For both shoulder roasts and chuck roasts, it is important to check the internal temperature of the roast before serving. A meat thermometer should be used to ensure the roast is cooked to the desired temperature. This will ensure that the roast is cooked properly and is safe to eat.
When it comes to cooking times, shoulder roasts and chuck roasts have different requirements. Shoulder roasts require a shorter cooking time while chuck roasts require a longer cooking time. It is important to pay attention to the internal temperature of the roast as this will determine when the roast is done cooking. By following the recommended cooking times and using a meat thermometer, you can ensure that your roast is cooked to perfection every time.
In conclusion, both shoulder roasts and chuck roasts have their own unique benefits, but it’s important to understand the differences between them before settling on which roast is right for you. From the nutritional values to the flavor and cooking times, choosing the right roast for your meal depends on your desired outcome. Whether you opt for a shoulder roast or a chuck roast, you can be sure that you’re getting a delicious, nutritious meal.
What's Your Reaction?
Paul Feval is a talented writer and editor at Fresh Look Foods Magazine. With a degree in English and a passion for food and cooking, Paul brings a unique perspective to the world of food writing. He is dedicated to providing readers with informative and engaging content that helps them make informed choices about food. As an editor, Paul is responsible for ensuring that all the content in the magazine is accurate, engaging and well-written.

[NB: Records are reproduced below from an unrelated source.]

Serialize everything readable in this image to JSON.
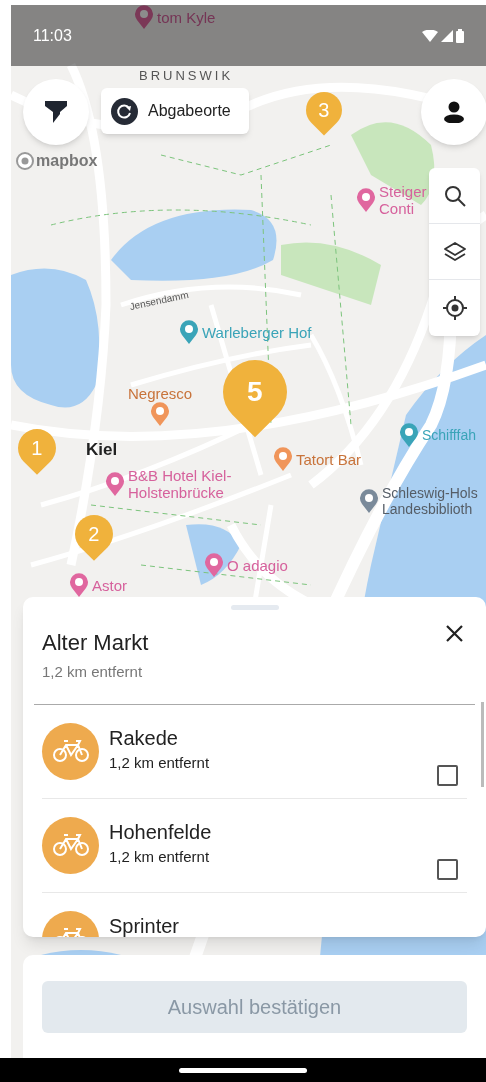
{
  "status_bar": {
    "time": "11:03"
  },
  "map": {
    "labels": [
      {
        "text": "tom Kyle",
        "kind": "hotel"
      },
      {
        "text": "BRUNSWIK",
        "kind": "district"
      },
      {
        "text": "Steiger\nConti",
        "kind": "hotel"
      },
      {
        "text": "Jensendamm",
        "kind": "street"
      },
      {
        "text": "Warleberger Hof",
        "kind": "museum"
      },
      {
        "text": "Negresco",
        "kind": "food"
      },
      {
        "text": "Kiel",
        "kind": "city"
      },
      {
        "text": "B&B Hotel Kiel-\nHolstenbrücke",
        "kind": "hotel"
      },
      {
        "text": "Tatort Bar",
        "kind": "food"
      },
      {
        "text": "Schifffah",
        "kind": "museum"
      },
      {
        "text": "Schleswig-Hols\nLandesbiblioth",
        "kind": "library"
      },
      {
        "text": "O adagio",
        "kind": "hotel"
      },
      {
        "text": "Astor",
        "kind": "hotel"
      }
    ],
    "clusters": [
      {
        "count": "3"
      },
      {
        "count": "5"
      },
      {
        "count": "1"
      },
      {
        "count": "2"
      }
    ],
    "attribution": "mapbox"
  },
  "filter_chip": {
    "label": "Abgabeorte"
  },
  "sheet": {
    "title": "Alter Markt",
    "subtitle": "1,2 km entfernt",
    "items": [
      {
        "name": "Rakede",
        "distance": "1,2 km entfernt",
        "checked": false
      },
      {
        "name": "Hohenfelde",
        "distance": "1,2 km entfernt",
        "checked": false
      },
      {
        "name": "Sprinter"
      }
    ]
  },
  "confirm_button": {
    "label": "Auswahl bestätigen",
    "disabled": true
  }
}
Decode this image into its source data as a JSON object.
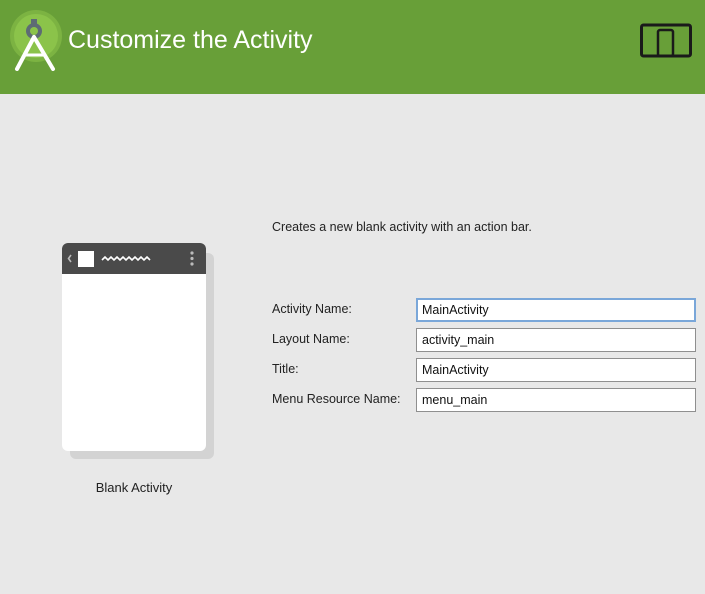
{
  "header": {
    "title": "Customize the Activity",
    "background_color": "#689f38",
    "logo_icon": "android-studio-icon",
    "device_icon": "phone-tablet-icon"
  },
  "template": {
    "name": "Blank Activity",
    "description": "Creates a new blank activity with an action bar."
  },
  "form": {
    "fields": [
      {
        "label": "Activity Name:",
        "value": "MainActivity",
        "focused": true
      },
      {
        "label": "Layout Name:",
        "value": "activity_main",
        "focused": false
      },
      {
        "label": "Title:",
        "value": "MainActivity",
        "focused": false
      },
      {
        "label": "Menu Resource Name:",
        "value": "menu_main",
        "focused": false
      }
    ]
  }
}
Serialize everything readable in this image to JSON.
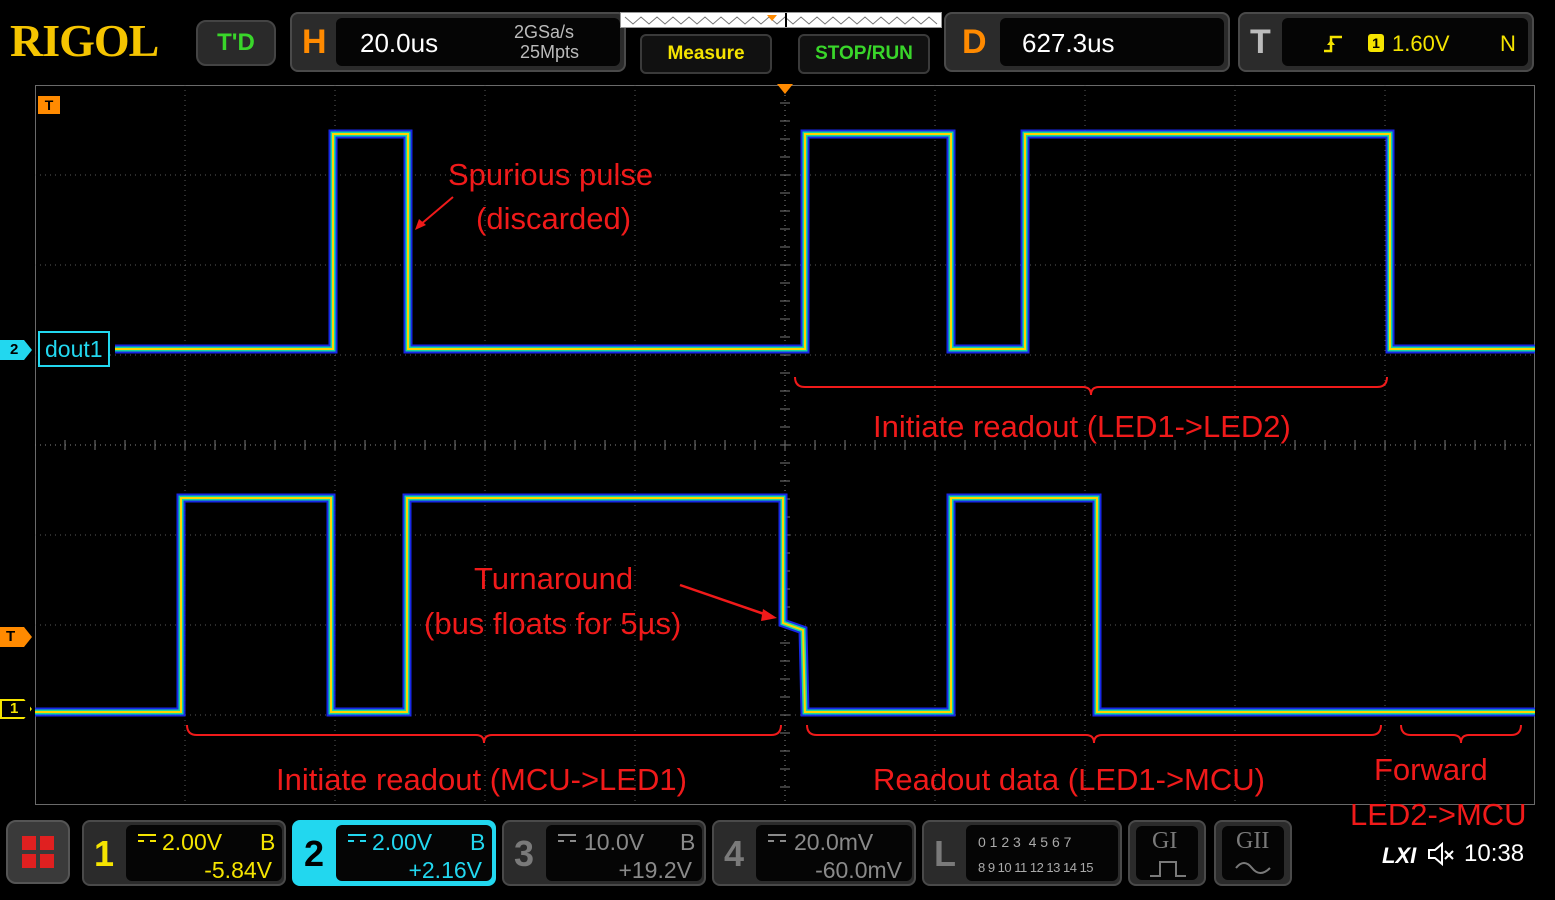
{
  "brand": "RIGOL",
  "mode_button": "T'D",
  "horizontal": {
    "label": "H",
    "timebase": "20.0us",
    "sample_rate": "2GSa/s",
    "memory_depth": "25Mpts"
  },
  "buttons": {
    "measure": "Measure",
    "stop_run": "STOP/RUN"
  },
  "delay": {
    "label": "D",
    "value": "627.3us"
  },
  "trigger": {
    "label": "T",
    "source": "1",
    "level": "1.60V",
    "mode": "N"
  },
  "markers": {
    "trigger_top": "T",
    "trigger_right": "T",
    "ch2_marker": "2",
    "ch1_marker": "1",
    "ch2_label": "dout1"
  },
  "annotations": {
    "spurious_1": "Spurious pulse",
    "spurious_2": "(discarded)",
    "readout_led": "Initiate readout (LED1->LED2)",
    "turnaround_1": "Turnaround",
    "turnaround_2": "(bus floats for 5µs)",
    "readout_mcu": "Initiate readout (MCU->LED1)",
    "readout_data": "Readout data (LED1->MCU)",
    "forward_1": "Forward",
    "forward_2": "LED2->MCU"
  },
  "channels": [
    {
      "num": "1",
      "scale": "2.00V",
      "bw": "B",
      "offset": "-5.84V",
      "color": "#f5e400",
      "active": false
    },
    {
      "num": "2",
      "scale": "2.00V",
      "bw": "B",
      "offset": "+2.16V",
      "color": "#22d7ef",
      "active": true
    },
    {
      "num": "3",
      "scale": "10.0V",
      "bw": "B",
      "offset": "+19.2V",
      "color": "#8a8a8a",
      "active": false
    },
    {
      "num": "4",
      "scale": "20.0mV",
      "bw": "",
      "offset": "-60.0mV",
      "color": "#8a8a8a",
      "active": false
    }
  ],
  "logic": {
    "label": "L",
    "row1": "0 1 2 3  4 5 6 7",
    "row2": "8 9 10 11 12 13 14 15"
  },
  "decoders": {
    "g1": "GI",
    "g2": "GII"
  },
  "status": {
    "lxi": "LXI",
    "time": "10:38"
  },
  "colors": {
    "ch1": "#f5e400",
    "ch2": "#22d7ef",
    "trigger": "#ff8a00",
    "annotation": "#f01a1a"
  }
}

His attention to detail and ability to bring out the best in others makes him an invaluable member of the Fresh Look Foods Magazine team.